» Task objective:
Determine how many lines of the data below contain "dark", then give only that number.

» Provided records:
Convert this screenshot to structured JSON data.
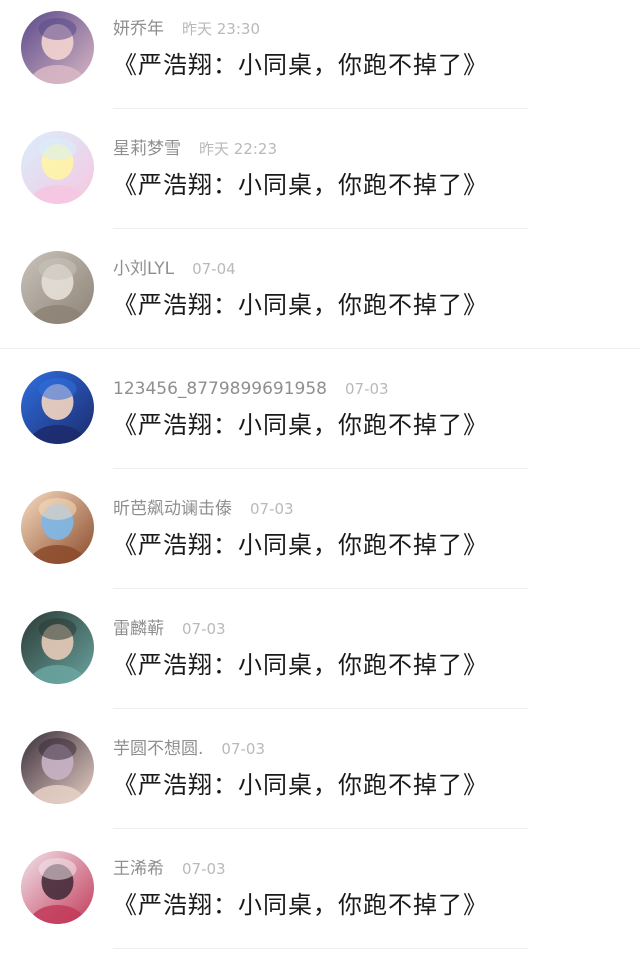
{
  "messages": [
    {
      "name": "妍乔年",
      "time": "昨天 23:30",
      "text": "《严浩翔：小同桌，你跑不掉了》",
      "avatar": "avatar-girl-peace-sign",
      "avatar_colors": [
        "#5a4a8a",
        "#d9b7c4",
        "#f2d3cf"
      ]
    },
    {
      "name": "星莉梦雪",
      "time": "昨天 22:23",
      "text": "《严浩翔：小同桌，你跑不掉了》",
      "avatar": "avatar-anime-girl-pastel",
      "avatar_colors": [
        "#d8eefc",
        "#f7c6e0",
        "#fff3a8"
      ]
    },
    {
      "name": "小刘LYL",
      "time": "07-04",
      "text": "《严浩翔：小同桌，你跑不掉了》",
      "avatar": "avatar-braided-hair-girl",
      "avatar_colors": [
        "#c9c3bb",
        "#8d8275",
        "#e4ded6"
      ]
    },
    {
      "name": "123456_8779899691958",
      "time": "07-03",
      "text": "《严浩翔：小同桌，你跑不掉了》",
      "avatar": "avatar-boy-blue-sunglasses",
      "avatar_colors": [
        "#2f6fe0",
        "#1c2a6b",
        "#f0d2c0"
      ]
    },
    {
      "name": "昕芭飙动谰击傣",
      "time": "07-03",
      "text": "《严浩翔：小同桌，你跑不掉了》",
      "avatar": "avatar-cartoon-boy-cap",
      "avatar_colors": [
        "#f6dcc0",
        "#8b4a2b",
        "#7fb7e6"
      ]
    },
    {
      "name": "雷麟蕲",
      "time": "07-03",
      "text": "《严浩翔：小同桌，你跑不掉了》",
      "avatar": "avatar-boy-dark-portrait",
      "avatar_colors": [
        "#2b3a35",
        "#6aa4a0",
        "#e3c8b5"
      ]
    },
    {
      "name": "芋圆不想圆.",
      "time": "07-03",
      "text": "《严浩翔：小同桌，你跑不掉了》",
      "avatar": "avatar-blonde-girl-dark",
      "avatar_colors": [
        "#3a2e3a",
        "#e8d0c6",
        "#c6b2c4"
      ]
    },
    {
      "name": "王浠希",
      "time": "07-03",
      "text": "《严浩翔：小同桌，你跑不掉了》",
      "avatar": "avatar-anime-girl-roses",
      "avatar_colors": [
        "#f1e3ea",
        "#c23b5a",
        "#4a2f3c"
      ]
    }
  ]
}
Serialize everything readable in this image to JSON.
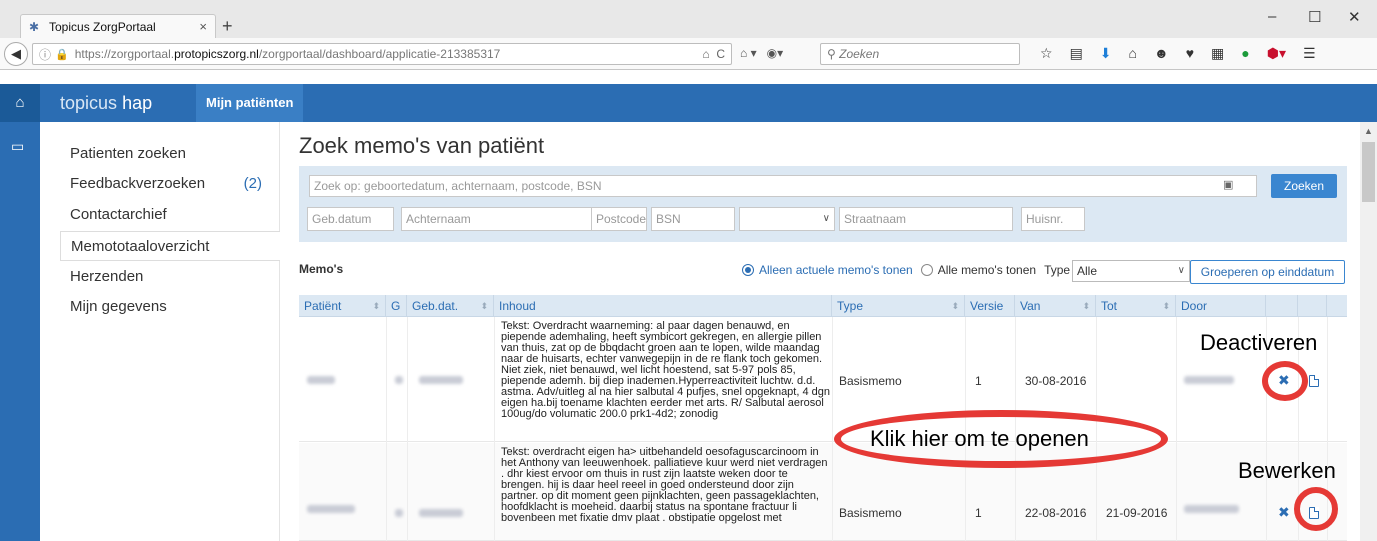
{
  "browser": {
    "tab_title": "Topicus ZorgPortaal",
    "tab_close": "×",
    "new_tab": "+",
    "url_prefix": "https://zorgportaal.",
    "url_domain": "protopicszorg.nl",
    "url_path": "/zorgportaal/dashboard/applicatie-213385317",
    "search_placeholder": "Zoeken"
  },
  "app": {
    "logo_brand": "topicus",
    "logo_product": "hap",
    "nav_active": "Mijn patiënten"
  },
  "sidebar": {
    "items": [
      {
        "label": "Patienten zoeken"
      },
      {
        "label": "Feedbackverzoeken",
        "count": "(2)"
      },
      {
        "label": "Contactarchief"
      },
      {
        "label": "Memototaaloverzicht"
      },
      {
        "label": "Herzenden"
      },
      {
        "label": "Mijn gegevens"
      }
    ]
  },
  "main": {
    "title": "Zoek memo's van patiënt",
    "search": {
      "main_placeholder": "Zoek op: geboortedatum, achternaam, postcode, BSN",
      "button": "Zoeken",
      "gebdatum": "Geb.datum",
      "achternaam": "Achternaam",
      "postcode": "Postcode",
      "bsn": "BSN",
      "straatnaam": "Straatnaam",
      "huisnr": "Huisnr."
    },
    "memos_label": "Memo's",
    "radio_current": "Alleen actuele memo's tonen",
    "radio_all": "Alle memo's tonen",
    "type_label": "Type",
    "type_value": "Alle",
    "group_button": "Groeperen op einddatum"
  },
  "table": {
    "headers": [
      "Patiënt",
      "G",
      "Geb.dat.",
      "Inhoud",
      "Type",
      "Versie",
      "Van",
      "Tot",
      "Door"
    ],
    "rows": [
      {
        "inhoud": "Tekst: Overdracht waarneming: al paar dagen benauwd, en piepende ademhaling, heeft symbicort gekregen, en allergie pillen van thuis, zat op de bbqdacht groen aan te lopen, wilde maandag naar de huisarts, echter vanwegepijn in de re flank toch gekomen. Niet ziek, niet benauwd, wel licht hoestend, sat 5-97 pols 85, piepende ademh. bij diep inademen.Hyperreactiviteit luchtw. d.d. astma. Adv/uitleg al na hier salbutal 4 pufjes, snel opgeknapt, 4 dgn eigen ha.bij toename klachten eerder met arts. R/ Salbutal aerosol 100ug/do volumatic 200.0 prk1-4d2; zonodig",
        "type": "Basismemo",
        "versie": "1",
        "van": "30-08-2016",
        "tot": ""
      },
      {
        "inhoud": "Tekst: overdracht eigen ha> uitbehandeld oesofaguscarcinoom in het Anthony van leeuwenhoek. palliatieve kuur werd niet verdragen . dhr kiest ervoor om thuis in rust zijn laatste weken door te brengen. hij is daar heel reeel in goed ondersteund door zijn partner. op dit moment geen pijnklachten, geen passageklachten, hoofdklacht is moeheid. daarbij status na spontane fractuur li bovenbeen met fixatie dmv plaat . obstipatie opgelost met",
        "type": "Basismemo",
        "versie": "1",
        "van": "22-08-2016",
        "tot": "21-09-2016"
      }
    ]
  },
  "annotations": {
    "deactiveren": "Deactiveren",
    "openen": "Klik hier om te openen",
    "bewerken": "Bewerken",
    "color": "#e53935"
  },
  "colors": {
    "brand": "#2b6db3",
    "panel": "#dce8f3"
  }
}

» Response to the task:
2